Sometimes, nothing works but looking at the wall itself to see the details that photographs just can’t discern. One of the trickiest aspects of the ceiling was the stars on either side of the scene. They were not carved, but painted using five simple brush strokes, and (occasionally) a red dot in the middle. The background of the stars appeared to be a dense blue pigment where it remained intact, and the stars themselves may have been a yellow ochre that has now faded to no visible color at all, often leaving only the ghost of a shape. One thing was consistent, however: the stars were always about the same size and angle and running in a formulaic grid. Therefore, in order to try to locate the stars in the burnt or disintegrating blue pigment, I experimented and created layers of template stars on a separate layer in Procreate, to try to make finding the star shapes more predictable. Ultimately, I used just one standard star that had an average shape and size, to help locate the ghost stars.
Experimental templates for the stars, trying to find the average grid, shape, and size. These were placed in a layer in Procreate over the photograph to act as guides during penciling, and sometimes greatly helped
Ceiling with iDStrech color enhancement gradating into final digital inking of the stars and border detail using dotted lines for the paint
Producing the Digital Inking
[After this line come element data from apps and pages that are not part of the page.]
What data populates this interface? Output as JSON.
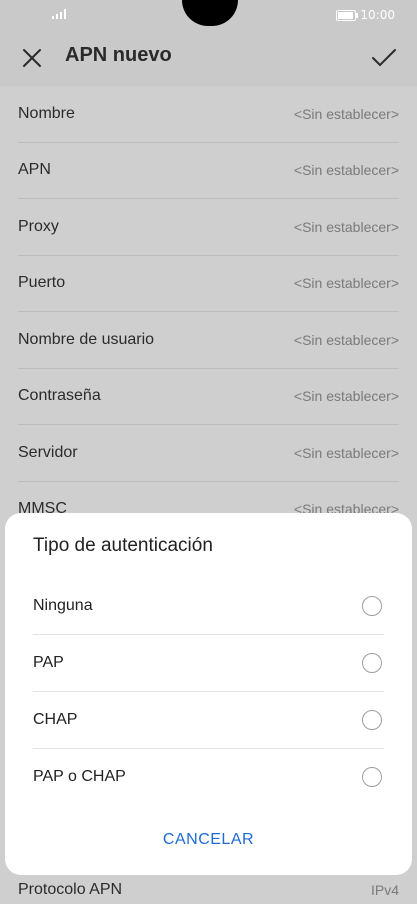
{
  "status_bar": {
    "time": "10:00",
    "icons": [
      "signal-icon",
      "battery-icon"
    ]
  },
  "app_bar": {
    "title": "APN nuevo",
    "left_icon": "close-icon",
    "right_icon": "check-icon"
  },
  "settings": [
    {
      "label": "Nombre",
      "value": "<Sin establecer>"
    },
    {
      "label": "APN",
      "value": "<Sin establecer>"
    },
    {
      "label": "Proxy",
      "value": "<Sin establecer>"
    },
    {
      "label": "Puerto",
      "value": "<Sin establecer>"
    },
    {
      "label": "Nombre de usuario",
      "value": "<Sin establecer>"
    },
    {
      "label": "Contraseña",
      "value": "<Sin establecer>"
    },
    {
      "label": "Servidor",
      "value": "<Sin establecer>"
    },
    {
      "label": "MMSC",
      "value": "<Sin establecer>"
    }
  ],
  "bottom_setting": {
    "label": "Protocolo APN",
    "value": "IPv4"
  },
  "dialog": {
    "title": "Tipo de autenticación",
    "options": [
      "Ninguna",
      "PAP",
      "CHAP",
      "PAP o CHAP"
    ],
    "cancel_label": "CANCELAR"
  },
  "colors": {
    "accent": "#1e6bd6",
    "overlay": "#cfcfcf",
    "dialog": "#ffffff"
  }
}
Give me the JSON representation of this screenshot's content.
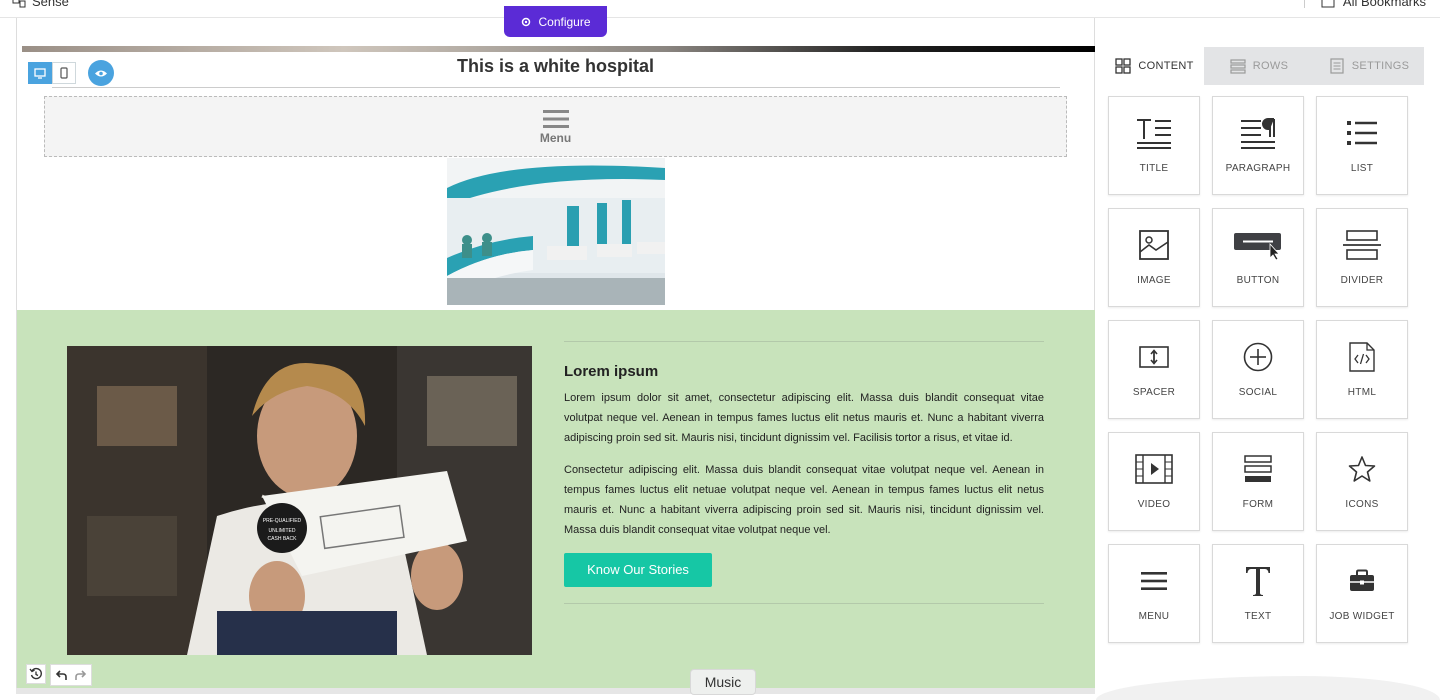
{
  "topbar": {
    "left_label": "Sense",
    "right_label": "All Bookmarks"
  },
  "configure": {
    "label": "Configure"
  },
  "page": {
    "title": "This is a white hospital",
    "menu_label": "Menu"
  },
  "section": {
    "heading": "Lorem ipsum",
    "paragraph1": "Lorem ipsum dolor sit amet, consectetur adipiscing elit. Massa duis blandit consequat vitae volutpat neque vel. Aenean in tempus fames luctus elit netus mauris et. Nunc a habitant viverra adipiscing proin sed sit. Mauris nisi, tincidunt dignissim vel. Facilisis tortor a risus, et vitae id.",
    "paragraph2": "Consectetur adipiscing elit. Massa duis blandit consequat vitae volutpat neque vel. Aenean in tempus fames luctus elit netuae volutpat neque vel. Aenean in tempus fames luctus elit netus mauris et. Nunc a habitant viverra adipiscing proin sed sit. Mauris nisi, tincidunt dignissim vel. Massa duis blandit consequat vitae volutpat neque vel.",
    "cta_label": "Know Our Stories",
    "badge_text": [
      "PRE-QUALIFIED",
      "UNLIMITED",
      "CASH BACK"
    ]
  },
  "tooltip": {
    "label": "Music"
  },
  "panel": {
    "tabs": [
      {
        "label": "CONTENT",
        "icon": "grid-icon",
        "active": true
      },
      {
        "label": "ROWS",
        "icon": "rows-icon",
        "active": false
      },
      {
        "label": "SETTINGS",
        "icon": "settings-doc-icon",
        "active": false
      }
    ],
    "blocks": [
      {
        "label": "TITLE",
        "icon": "title-icon"
      },
      {
        "label": "PARAGRAPH",
        "icon": "paragraph-icon"
      },
      {
        "label": "LIST",
        "icon": "list-icon"
      },
      {
        "label": "IMAGE",
        "icon": "image-icon"
      },
      {
        "label": "BUTTON",
        "icon": "button-icon"
      },
      {
        "label": "DIVIDER",
        "icon": "divider-icon"
      },
      {
        "label": "SPACER",
        "icon": "spacer-icon"
      },
      {
        "label": "SOCIAL",
        "icon": "social-plus-icon"
      },
      {
        "label": "HTML",
        "icon": "html-file-icon"
      },
      {
        "label": "VIDEO",
        "icon": "video-film-icon"
      },
      {
        "label": "FORM",
        "icon": "form-icon"
      },
      {
        "label": "ICONS",
        "icon": "star-icon"
      },
      {
        "label": "MENU",
        "icon": "hamburger-icon"
      },
      {
        "label": "TEXT",
        "icon": "text-t-icon"
      },
      {
        "label": "JOB WIDGET",
        "icon": "briefcase-icon"
      }
    ]
  },
  "colors": {
    "configure_bg": "#5b2bd6",
    "cta_bg": "#16c7a5",
    "row_bg": "#c8e3bb",
    "device_active": "#4aa3df"
  }
}
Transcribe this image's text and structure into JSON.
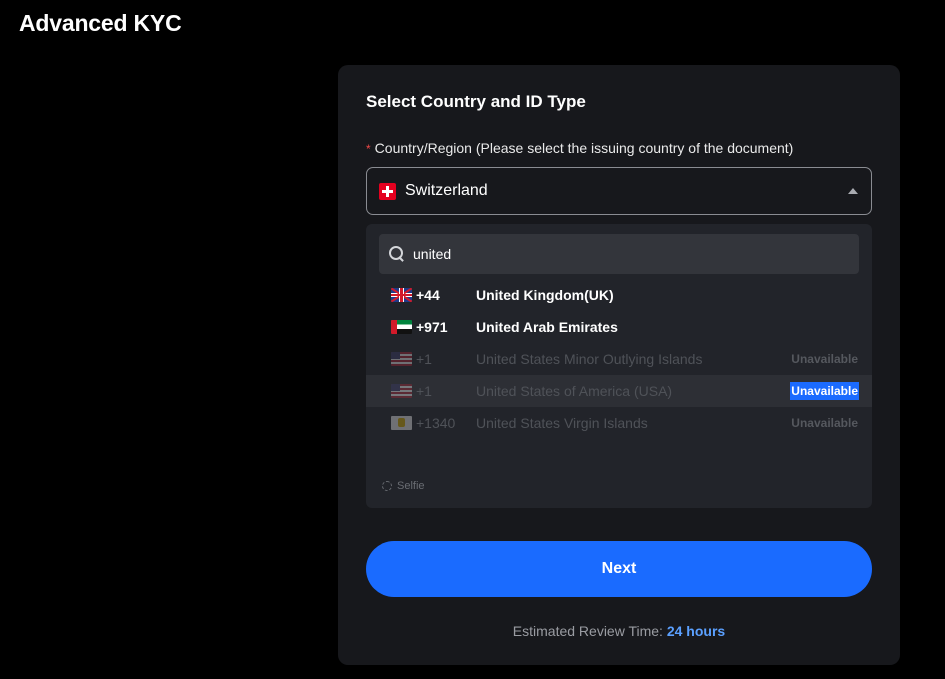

Once the penciling was complete, I exported PSD layered files from Procreate off of the iPad and onto my MacBook Pro. In Photoshop, I converted the pencil drawings from 300 dpi back to 1200 dpi (the loss of quality on the pencil layer is not significant at this stage). I then transferred the pencil layers into my master file. Since both files are 1200 dpi, the penciling did not require resizing to fit, but just some adjustment to placement to make the layers match.
The digital inking follows the standard Chicago House method. However, personally I am still using a Wacom Intuos Pro for all my final inking of the drawings, unlike the majority of my colleagues at the Epigraphic Survey who use the Wacom Cintiq 22 HD Tablet. For my explanation and review of the Wacom Intuos Pro, you can read my article here.
Because I finished the penciling and inking at different stages between seasons in Luxor and offsite at home over almost 2 years, it was not until the final stage of inking that I was able to join the entire ceiling into one large file in Photoshop, mending the seams between lines, paint, and damage to make the two drawings entirely cohesive into one complete image.
The digital inking for the entire bark shrine ceiling is now complete as of Summer 2020 and will proceed to the Egyptologists’ epigraphic checks for accuracy, further corrections, the director’s check, and eventually final publication.
Venerating the Past Through Documentation
One of the fondest aspects for me of working on site and copying artwork is the thoughtful reflection on the remarkable original artists who carved the reliefs and painted these scenes thousands of years ago. What did their scaffolding look like? What kind of tools did they use? How did they create these vivid pigments and apply them way up high on the ceiling? How did they train one another and collaborate to maintain a consistent style throughout their work?
To create this ceiling artwork alone took extraordinary dedication, creativity, and teamwork. I can only remark on the elegant details these artists tirelessly highlighted in colorful paint, throughout comprehensive carvings and dense plaster to create a seamless surface across immense stone slabs. Today, the color has deteriorated, the plaster is crumbling, and the remaining massive slabs are the lone remnants of a glorious tenacity.
MH Ceiling photograph versus drawing detail - detail (Click photo to discover in higher resolution)
Ceiling photograph versus drawing detail (click to enlarge)
The facsimile drawings created by the Epigraphic Survey can’t restore what was, but they attempt to capture and honor all the detail and craftsmanship we can still discern under meticulous and loyal study.
(Special thanks to W. Raymond Johnson, J. Brett McClain, Krisztián Vértes, Susan Osgood, and Ariel Singer for their greatly appreciated editing and suggestions throughout this article and throughout the drawing process itself.)